About this task »
Repeat all the data word for word.

BEGIN Entries provided

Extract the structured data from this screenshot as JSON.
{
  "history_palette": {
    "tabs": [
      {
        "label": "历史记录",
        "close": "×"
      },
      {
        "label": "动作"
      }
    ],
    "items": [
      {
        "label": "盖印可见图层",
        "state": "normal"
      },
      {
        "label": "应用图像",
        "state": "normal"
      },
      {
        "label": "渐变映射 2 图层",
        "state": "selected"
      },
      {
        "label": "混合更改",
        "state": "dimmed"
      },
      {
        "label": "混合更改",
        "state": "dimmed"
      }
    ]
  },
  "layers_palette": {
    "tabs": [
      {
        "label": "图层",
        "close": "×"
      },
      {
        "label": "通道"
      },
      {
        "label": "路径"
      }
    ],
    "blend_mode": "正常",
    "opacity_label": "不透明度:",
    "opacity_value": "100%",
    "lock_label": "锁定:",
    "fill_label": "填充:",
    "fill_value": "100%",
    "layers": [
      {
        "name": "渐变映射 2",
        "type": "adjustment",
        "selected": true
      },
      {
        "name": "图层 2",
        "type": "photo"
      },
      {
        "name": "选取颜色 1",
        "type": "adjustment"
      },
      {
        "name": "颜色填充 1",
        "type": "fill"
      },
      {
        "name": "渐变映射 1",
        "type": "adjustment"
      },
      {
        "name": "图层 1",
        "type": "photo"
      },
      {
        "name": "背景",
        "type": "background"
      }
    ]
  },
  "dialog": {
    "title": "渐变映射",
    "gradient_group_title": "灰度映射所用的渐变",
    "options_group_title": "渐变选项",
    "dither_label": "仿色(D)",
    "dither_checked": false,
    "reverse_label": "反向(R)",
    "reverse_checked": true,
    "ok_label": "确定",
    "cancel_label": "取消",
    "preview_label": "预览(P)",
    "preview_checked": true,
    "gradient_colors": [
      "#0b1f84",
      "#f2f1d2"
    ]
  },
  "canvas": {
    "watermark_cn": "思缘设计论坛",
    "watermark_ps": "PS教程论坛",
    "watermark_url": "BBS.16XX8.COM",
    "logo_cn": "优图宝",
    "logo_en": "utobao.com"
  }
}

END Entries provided

Worked solution »
Extract the structured data from this screenshot as JSON.
{
  "history_palette": {
    "tabs": [
      {
        "label": "历史记录",
        "close": "×"
      },
      {
        "label": "动作"
      }
    ],
    "items": [
      {
        "label": "盖印可见图层",
        "state": "normal"
      },
      {
        "label": "应用图像",
        "state": "normal"
      },
      {
        "label": "渐变映射 2 图层",
        "state": "selected"
      },
      {
        "label": "混合更改",
        "state": "dimmed"
      },
      {
        "label": "混合更改",
        "state": "dimmed"
      }
    ]
  },
  "layers_palette": {
    "tabs": [
      {
        "label": "图层",
        "close": "×"
      },
      {
        "label": "通道"
      },
      {
        "label": "路径"
      }
    ],
    "blend_mode": "正常",
    "opacity_label": "不透明度:",
    "opacity_value": "100%",
    "lock_label": "锁定:",
    "fill_label": "填充:",
    "fill_value": "100%",
    "layers": [
      {
        "name": "渐变映射 2",
        "type": "adjustment",
        "selected": true
      },
      {
        "name": "图层 2",
        "type": "photo"
      },
      {
        "name": "选取颜色 1",
        "type": "adjustment"
      },
      {
        "name": "颜色填充 1",
        "type": "fill"
      },
      {
        "name": "渐变映射 1",
        "type": "adjustment"
      },
      {
        "name": "图层 1",
        "type": "photo"
      },
      {
        "name": "背景",
        "type": "background"
      }
    ]
  },
  "dialog": {
    "title": "渐变映射",
    "gradient_group_title": "灰度映射所用的渐变",
    "options_group_title": "渐变选项",
    "dither_label": "仿色(D)",
    "dither_checked": false,
    "reverse_label": "反向(R)",
    "reverse_checked": true,
    "ok_label": "确定",
    "cancel_label": "取消",
    "preview_label": "预览(P)",
    "preview_checked": true,
    "gradient_colors": [
      "#0b1f84",
      "#f2f1d2"
    ]
  },
  "canvas": {
    "watermark_cn": "思缘设计论坛",
    "watermark_ps": "PS教程论坛",
    "watermark_url": "BBS.16XX8.COM",
    "logo_cn": "优图宝",
    "logo_en": "utobao.com"
  }
}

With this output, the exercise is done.